Ljubljana, a future tourist destination for Europeans?

with plane tickets at £30 from London Gatwick, and prices to stay at £10-£15 a night, why not explore this city?

Before this trip, I had never heard of Ljubljana, and knew very little about the history and culture of Slovenia. When it comes to European destinations generally the consensus is that the major tourist destinations for city breaks include Paris, Rome, Venice, Barcelona, London and Berlin. There are also cities growing in popularity including Budapest, Copenhagen, Vienna and Prague. Ljubljana, was perhaps more for backpackers as part of a wider trip rather than a sole destination. But with plane tickets at £30 from London Gatwick, and prices to stay at £10-£15 a night, why not explore this city?

A great way to start you off on any break is to have a tour of the city to get the inside scoop and actually speak to a local. I went for a Get Your Guide tour with Sylvia, and since I was in Ljubljana in March (off peak), myself and a friend had a private tour. It was immediately clear that the landscape of the centre of this town had changed considerably just in the last 5 years. A few years back, this city had roads through the city centre, and the locals were happy to blow up local historical monuments to make a statement that they were free from previous oppressions. This is a city that has changed hands so many times, I learnt from Sylvia, that it was at one point unrefined to speak the native language, so much that it was almost lost in history.  Now however, the mayor is focused on making the town a destination for tourists, protecting historical sites and building a city that is both approachable and shows off the culture of the city. 
To show off the culture the tour began at the town hall, free for all to enter and see an exhibition of art, that changes focus regularly, as well as the many awards the city has won for being the greenest town in Europe. We also hear the story of Ivan Hribar, one of the well loved leaders of the National Progressive Party, and one of the most important figures of Slovenian liberal nationalism, who wrapped himself in the Yugoslavian flag to as a protest against the Italian annexation of Ljubljana, after being asked to become mayor at the age of 90.

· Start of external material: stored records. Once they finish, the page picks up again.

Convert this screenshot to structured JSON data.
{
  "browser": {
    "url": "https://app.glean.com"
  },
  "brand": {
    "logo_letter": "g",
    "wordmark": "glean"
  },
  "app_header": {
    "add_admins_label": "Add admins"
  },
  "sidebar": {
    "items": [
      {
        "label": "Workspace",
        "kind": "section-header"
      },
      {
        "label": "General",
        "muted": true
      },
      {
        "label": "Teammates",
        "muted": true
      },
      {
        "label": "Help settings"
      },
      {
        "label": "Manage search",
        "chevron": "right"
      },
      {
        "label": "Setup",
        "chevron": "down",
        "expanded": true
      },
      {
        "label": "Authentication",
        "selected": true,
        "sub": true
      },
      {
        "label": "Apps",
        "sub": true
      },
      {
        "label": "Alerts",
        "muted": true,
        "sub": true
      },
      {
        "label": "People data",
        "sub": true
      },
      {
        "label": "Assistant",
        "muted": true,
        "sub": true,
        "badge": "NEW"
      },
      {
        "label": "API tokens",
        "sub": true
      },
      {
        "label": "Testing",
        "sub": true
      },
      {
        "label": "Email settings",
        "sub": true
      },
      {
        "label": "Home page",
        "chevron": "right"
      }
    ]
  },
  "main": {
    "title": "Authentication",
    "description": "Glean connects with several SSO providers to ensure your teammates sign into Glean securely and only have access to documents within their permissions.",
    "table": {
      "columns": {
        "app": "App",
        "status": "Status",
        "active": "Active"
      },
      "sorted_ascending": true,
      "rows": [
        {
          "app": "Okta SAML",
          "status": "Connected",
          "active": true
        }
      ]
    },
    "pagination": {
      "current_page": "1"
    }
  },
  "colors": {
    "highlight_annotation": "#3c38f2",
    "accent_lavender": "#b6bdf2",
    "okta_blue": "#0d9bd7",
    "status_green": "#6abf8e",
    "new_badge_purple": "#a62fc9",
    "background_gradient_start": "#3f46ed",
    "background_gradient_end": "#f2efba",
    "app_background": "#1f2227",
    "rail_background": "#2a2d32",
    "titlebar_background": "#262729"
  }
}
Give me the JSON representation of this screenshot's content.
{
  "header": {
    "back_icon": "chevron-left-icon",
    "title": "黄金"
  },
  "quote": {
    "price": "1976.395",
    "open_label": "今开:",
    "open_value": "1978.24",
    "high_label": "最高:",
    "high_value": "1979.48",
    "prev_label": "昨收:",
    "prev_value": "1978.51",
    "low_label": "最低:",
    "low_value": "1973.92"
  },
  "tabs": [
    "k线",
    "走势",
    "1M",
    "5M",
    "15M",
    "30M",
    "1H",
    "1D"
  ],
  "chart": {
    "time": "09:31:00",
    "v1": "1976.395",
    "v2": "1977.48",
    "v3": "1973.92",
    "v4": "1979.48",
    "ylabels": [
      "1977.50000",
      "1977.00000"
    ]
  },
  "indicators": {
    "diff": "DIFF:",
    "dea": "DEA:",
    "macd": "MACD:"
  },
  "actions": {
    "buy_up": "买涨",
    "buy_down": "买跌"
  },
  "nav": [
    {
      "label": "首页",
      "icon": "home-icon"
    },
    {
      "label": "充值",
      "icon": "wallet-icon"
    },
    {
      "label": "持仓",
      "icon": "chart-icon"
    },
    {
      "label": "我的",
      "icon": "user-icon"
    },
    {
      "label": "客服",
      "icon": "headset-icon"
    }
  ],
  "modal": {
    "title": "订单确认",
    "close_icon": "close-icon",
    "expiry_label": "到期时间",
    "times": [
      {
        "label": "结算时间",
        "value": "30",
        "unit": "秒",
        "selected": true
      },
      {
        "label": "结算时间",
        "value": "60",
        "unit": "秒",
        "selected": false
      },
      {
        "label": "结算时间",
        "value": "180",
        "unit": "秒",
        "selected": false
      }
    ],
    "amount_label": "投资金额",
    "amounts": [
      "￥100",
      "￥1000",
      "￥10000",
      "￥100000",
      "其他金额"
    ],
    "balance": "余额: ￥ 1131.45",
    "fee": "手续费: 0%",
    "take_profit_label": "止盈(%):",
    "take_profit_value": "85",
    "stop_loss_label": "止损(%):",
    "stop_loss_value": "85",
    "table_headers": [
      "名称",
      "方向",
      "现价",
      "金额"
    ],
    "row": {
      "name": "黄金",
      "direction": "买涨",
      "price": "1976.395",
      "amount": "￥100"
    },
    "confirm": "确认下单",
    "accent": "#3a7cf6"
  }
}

Architecture is clearly creative and unique in Ljubljana, just like the lit up Acropolis towers over the centre of Athens, so does Ljubljana’s lit up castle. This is an architectural marvel in itself, with defined characteristics from different eras since the castle was first used. Unlike many protected sites in Europe, the castle embraces change and is still used for weddings, exhibitions, and events for locals including outdoor cinema screenings, while keeping historical plaques around the castle. As you stand with the mountains one side of Ljubljana, and an ancient castle looking down over the capital city on the other, the story of how Ljubljana was formed after the death of a mythical dragon. It would be difficult to talk about the architecture without mentioning the world famous architect Jože Plečnik. It seemed Sylvia would mention the dramatic effect he had on the city, every other street we went down.  Since his return in 1921 to Ljubljana, everything he touched from beautiful bridges to buildings such as the National and University Library (of which every second step is a metaphor). He even managed to solve the central river’s flooding problem (of which previously meant many of the locals has a small boat). It’s would be safe to say Ljubljana is architectural and artistic marvel. 
Of course I was also suprised to be given a taste of some traditional slovenian dishes during the tour. Slovenia actually has 24 culinary regions with different specialities. A dish they are very proud of would be the Kranjska Klobasa (Carniolan Sausage) which is a traditional pork and bacon sausage, that can only be made by 15 producers. The ingredient must only include pork meat, bacon, salt, garlic, black pepper and water. A far cry from the english sausages we are used it. Our guide was particularly proud that this sausage was one of the only special dish astronaut Sunita Williams requested when going to space. 
Since it was my first day in Slovenia, without much planning, we spend some time discussing where to go and visit outside of Ljubljana. Sylvia advised Lake Bled and Bohinj, which were surprisingly great destinations for those who love active holidays, including watersports, hiking through the forests and snow, skiing and snowboarding surrounded by a beautiful backdrop. She advised us the best places for Slovenians to go out at night, including Metelkova and Božidar on a Friday night. And some great day trips to villages nearby including Škofja Loka and Kamnik, or to the caves at Škocjanske Jame. In the end it was well worth taking the tour just for the advice alone.
I’m very excited to see the future of this city, it’s already a great place to visit, and it’s clear from the tour that the city is still developing rapidly. I’m excited to see how it will look in years to come, and am very glad I had the chance to see the city as it transforms.